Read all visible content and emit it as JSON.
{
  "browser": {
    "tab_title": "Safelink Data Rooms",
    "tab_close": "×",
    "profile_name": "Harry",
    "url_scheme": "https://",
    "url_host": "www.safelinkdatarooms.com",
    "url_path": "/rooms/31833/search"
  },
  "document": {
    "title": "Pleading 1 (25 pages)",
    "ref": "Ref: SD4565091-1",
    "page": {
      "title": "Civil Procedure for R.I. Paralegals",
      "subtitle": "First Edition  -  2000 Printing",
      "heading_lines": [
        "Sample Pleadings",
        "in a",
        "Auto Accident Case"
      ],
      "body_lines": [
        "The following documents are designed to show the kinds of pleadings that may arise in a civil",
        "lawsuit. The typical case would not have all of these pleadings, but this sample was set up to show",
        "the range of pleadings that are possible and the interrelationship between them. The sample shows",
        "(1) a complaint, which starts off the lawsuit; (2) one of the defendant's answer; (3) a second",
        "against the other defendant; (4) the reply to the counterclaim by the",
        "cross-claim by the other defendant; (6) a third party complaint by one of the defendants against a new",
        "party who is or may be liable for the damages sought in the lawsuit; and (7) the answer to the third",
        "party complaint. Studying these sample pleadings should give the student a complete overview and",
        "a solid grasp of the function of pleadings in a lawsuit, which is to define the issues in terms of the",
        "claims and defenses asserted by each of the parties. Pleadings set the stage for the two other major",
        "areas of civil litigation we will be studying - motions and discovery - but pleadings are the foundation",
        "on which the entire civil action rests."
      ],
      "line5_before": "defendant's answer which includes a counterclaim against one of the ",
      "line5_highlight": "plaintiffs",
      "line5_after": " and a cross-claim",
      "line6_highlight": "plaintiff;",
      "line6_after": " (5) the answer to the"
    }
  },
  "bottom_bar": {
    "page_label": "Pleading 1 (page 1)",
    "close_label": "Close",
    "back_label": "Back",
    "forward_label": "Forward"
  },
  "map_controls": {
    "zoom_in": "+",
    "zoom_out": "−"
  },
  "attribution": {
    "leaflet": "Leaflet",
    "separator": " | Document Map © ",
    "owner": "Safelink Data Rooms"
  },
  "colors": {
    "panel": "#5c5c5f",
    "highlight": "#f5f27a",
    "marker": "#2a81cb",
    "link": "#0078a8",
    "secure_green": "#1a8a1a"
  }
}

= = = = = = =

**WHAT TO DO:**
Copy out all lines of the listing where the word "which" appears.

**YOUR RESPONSE:**
        "(1) a complaint, which starts off the lawsuit; (2) one of the defendant's answer; (3) a second",
        "a solid grasp of the function of pleadings in a lawsuit, which is to define the issues in terms of the",
        "on which the entire civil action rests."
      "line5_before": "defendant's answer which includes a counterclaim against one of the ",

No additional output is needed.